*Directions*.
Go through the records and give the number of lines that include "Alphabetize", with nothing else.

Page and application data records
((

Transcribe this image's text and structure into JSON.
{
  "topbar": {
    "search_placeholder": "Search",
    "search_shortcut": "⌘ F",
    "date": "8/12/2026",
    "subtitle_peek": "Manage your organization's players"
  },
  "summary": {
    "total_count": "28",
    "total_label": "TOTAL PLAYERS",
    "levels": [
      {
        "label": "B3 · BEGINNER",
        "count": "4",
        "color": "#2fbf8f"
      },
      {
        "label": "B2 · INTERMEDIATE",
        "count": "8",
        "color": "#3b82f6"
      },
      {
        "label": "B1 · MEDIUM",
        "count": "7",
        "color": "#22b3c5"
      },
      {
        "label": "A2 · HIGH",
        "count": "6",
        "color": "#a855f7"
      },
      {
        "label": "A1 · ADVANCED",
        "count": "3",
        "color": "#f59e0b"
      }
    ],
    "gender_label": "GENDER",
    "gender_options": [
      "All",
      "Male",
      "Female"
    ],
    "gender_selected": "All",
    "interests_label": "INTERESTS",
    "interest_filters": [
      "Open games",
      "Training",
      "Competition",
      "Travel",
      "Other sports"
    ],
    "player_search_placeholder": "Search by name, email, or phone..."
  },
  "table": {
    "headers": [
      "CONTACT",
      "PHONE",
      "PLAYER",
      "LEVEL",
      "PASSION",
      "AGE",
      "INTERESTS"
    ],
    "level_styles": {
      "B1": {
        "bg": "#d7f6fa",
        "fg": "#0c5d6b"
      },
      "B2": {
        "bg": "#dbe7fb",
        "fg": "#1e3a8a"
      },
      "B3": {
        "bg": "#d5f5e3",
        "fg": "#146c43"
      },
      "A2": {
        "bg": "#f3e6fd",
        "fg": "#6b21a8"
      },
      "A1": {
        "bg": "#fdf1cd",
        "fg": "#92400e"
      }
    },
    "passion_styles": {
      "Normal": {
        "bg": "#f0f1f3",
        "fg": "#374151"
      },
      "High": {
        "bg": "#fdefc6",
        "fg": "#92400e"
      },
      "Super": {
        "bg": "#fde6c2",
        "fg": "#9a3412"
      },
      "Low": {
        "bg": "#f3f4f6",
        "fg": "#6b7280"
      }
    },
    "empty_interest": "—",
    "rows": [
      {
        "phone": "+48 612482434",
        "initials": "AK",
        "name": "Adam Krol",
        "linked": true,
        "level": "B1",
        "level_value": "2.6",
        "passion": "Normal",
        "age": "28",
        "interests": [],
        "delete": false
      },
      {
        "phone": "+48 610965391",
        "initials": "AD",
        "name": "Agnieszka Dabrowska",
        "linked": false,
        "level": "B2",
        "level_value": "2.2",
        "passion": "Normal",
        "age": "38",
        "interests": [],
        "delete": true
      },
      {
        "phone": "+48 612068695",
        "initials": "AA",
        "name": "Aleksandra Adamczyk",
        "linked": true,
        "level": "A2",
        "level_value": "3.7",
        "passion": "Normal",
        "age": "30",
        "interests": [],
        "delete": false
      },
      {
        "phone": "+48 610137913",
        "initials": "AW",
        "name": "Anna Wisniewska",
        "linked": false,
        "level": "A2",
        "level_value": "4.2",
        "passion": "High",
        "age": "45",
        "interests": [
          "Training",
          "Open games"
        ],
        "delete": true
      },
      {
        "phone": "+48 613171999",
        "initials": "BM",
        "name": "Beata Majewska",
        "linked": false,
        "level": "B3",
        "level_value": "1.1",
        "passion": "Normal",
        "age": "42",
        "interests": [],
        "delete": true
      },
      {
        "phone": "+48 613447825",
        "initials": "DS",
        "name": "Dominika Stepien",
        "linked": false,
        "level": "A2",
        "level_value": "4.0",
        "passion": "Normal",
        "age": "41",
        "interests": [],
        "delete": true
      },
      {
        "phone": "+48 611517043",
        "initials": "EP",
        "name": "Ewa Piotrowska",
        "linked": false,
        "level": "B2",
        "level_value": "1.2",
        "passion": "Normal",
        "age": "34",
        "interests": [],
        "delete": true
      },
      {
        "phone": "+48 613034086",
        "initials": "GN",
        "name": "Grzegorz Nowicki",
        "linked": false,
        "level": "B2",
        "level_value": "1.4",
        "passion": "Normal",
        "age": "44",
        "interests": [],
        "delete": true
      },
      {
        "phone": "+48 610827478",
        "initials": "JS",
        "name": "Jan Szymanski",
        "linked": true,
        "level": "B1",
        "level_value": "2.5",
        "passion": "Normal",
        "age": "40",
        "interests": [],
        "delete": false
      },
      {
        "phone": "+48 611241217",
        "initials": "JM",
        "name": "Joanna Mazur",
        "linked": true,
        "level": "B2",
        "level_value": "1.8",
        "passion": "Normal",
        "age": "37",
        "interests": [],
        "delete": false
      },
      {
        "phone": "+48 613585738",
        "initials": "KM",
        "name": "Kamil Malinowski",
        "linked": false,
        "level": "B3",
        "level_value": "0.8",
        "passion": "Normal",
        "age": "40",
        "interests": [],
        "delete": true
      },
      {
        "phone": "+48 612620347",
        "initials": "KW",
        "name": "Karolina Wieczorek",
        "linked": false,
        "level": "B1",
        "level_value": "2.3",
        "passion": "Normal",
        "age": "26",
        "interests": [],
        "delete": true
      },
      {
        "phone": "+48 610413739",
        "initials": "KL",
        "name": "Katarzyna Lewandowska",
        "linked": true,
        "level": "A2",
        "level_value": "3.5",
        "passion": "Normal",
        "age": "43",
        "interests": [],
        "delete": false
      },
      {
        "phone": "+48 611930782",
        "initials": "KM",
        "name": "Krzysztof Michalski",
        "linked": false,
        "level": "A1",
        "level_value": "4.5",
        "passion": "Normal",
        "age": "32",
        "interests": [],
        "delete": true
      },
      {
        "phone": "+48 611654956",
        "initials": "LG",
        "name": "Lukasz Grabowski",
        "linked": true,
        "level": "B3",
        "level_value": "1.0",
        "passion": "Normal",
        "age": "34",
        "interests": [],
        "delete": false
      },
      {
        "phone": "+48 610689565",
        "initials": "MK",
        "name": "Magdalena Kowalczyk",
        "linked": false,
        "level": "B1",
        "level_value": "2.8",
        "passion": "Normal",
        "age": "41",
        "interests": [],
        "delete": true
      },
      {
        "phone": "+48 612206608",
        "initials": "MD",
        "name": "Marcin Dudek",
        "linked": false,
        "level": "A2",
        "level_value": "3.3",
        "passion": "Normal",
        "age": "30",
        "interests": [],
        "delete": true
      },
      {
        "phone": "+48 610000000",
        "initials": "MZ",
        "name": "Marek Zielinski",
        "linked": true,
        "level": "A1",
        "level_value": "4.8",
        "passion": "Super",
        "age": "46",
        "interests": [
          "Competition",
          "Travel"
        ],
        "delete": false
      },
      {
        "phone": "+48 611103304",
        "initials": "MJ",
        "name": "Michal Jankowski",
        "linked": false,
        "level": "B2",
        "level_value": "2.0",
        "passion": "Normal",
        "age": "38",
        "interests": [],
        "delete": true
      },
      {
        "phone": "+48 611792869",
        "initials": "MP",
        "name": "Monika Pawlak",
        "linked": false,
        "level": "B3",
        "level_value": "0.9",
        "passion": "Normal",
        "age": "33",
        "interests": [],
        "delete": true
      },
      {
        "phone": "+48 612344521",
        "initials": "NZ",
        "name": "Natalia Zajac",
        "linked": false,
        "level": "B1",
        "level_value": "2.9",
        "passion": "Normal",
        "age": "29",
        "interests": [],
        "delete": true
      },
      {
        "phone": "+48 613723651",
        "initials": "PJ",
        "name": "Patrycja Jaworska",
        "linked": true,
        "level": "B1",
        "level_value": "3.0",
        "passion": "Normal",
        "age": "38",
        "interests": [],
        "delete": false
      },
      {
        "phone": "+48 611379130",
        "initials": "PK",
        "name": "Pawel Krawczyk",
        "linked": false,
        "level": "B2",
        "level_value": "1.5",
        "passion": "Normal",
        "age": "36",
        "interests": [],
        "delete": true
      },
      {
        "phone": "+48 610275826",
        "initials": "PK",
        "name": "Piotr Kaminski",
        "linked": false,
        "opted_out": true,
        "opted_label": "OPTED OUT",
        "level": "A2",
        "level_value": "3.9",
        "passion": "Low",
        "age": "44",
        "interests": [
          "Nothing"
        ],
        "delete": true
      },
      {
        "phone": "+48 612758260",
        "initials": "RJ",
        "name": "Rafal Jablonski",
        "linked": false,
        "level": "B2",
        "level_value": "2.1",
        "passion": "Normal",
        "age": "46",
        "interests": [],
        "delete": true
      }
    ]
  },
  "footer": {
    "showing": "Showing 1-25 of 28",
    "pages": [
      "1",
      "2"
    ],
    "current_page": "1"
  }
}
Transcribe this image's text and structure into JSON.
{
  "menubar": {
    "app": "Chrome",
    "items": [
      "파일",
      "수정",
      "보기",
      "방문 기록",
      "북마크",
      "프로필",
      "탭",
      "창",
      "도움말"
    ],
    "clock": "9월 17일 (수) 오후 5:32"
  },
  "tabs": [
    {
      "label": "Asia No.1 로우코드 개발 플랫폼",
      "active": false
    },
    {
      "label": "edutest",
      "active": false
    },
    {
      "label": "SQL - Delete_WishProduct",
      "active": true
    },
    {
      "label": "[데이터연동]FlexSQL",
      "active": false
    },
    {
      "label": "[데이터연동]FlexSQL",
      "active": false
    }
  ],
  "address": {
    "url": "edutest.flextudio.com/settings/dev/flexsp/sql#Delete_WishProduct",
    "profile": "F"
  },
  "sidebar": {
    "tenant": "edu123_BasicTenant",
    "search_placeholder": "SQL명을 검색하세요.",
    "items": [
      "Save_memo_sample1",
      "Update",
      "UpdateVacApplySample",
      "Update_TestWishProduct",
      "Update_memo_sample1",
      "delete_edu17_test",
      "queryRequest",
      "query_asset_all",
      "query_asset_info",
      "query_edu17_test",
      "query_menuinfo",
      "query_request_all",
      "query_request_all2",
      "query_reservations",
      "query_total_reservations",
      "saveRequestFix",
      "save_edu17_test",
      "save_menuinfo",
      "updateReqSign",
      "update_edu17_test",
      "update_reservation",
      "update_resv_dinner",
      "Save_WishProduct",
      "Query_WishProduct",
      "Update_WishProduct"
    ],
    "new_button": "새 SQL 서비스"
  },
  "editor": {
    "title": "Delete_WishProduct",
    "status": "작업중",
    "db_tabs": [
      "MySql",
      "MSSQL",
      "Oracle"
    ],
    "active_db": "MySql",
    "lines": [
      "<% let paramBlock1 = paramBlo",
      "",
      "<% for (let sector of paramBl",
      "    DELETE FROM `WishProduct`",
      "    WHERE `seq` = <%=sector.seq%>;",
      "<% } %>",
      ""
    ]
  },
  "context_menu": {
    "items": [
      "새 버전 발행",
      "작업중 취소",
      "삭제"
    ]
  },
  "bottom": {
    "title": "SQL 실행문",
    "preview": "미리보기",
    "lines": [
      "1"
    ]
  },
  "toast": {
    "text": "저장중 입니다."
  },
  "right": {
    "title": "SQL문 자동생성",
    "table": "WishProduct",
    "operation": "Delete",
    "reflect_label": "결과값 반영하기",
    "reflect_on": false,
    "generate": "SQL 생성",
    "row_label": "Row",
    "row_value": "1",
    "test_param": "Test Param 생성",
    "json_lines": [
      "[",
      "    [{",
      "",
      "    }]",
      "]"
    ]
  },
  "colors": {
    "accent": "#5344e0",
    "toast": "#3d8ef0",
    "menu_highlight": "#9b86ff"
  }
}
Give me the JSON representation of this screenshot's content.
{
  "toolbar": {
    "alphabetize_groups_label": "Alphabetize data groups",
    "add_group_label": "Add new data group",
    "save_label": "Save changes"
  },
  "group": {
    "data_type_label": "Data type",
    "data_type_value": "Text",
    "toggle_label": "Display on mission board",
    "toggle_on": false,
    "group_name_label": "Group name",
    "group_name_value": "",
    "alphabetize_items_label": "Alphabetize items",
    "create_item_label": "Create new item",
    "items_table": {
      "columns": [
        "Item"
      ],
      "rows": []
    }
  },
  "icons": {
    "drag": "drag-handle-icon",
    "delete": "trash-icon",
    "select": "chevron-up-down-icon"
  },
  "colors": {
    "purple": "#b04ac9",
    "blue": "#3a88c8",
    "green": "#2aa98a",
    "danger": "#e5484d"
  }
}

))

*Answer to the exercise*.
2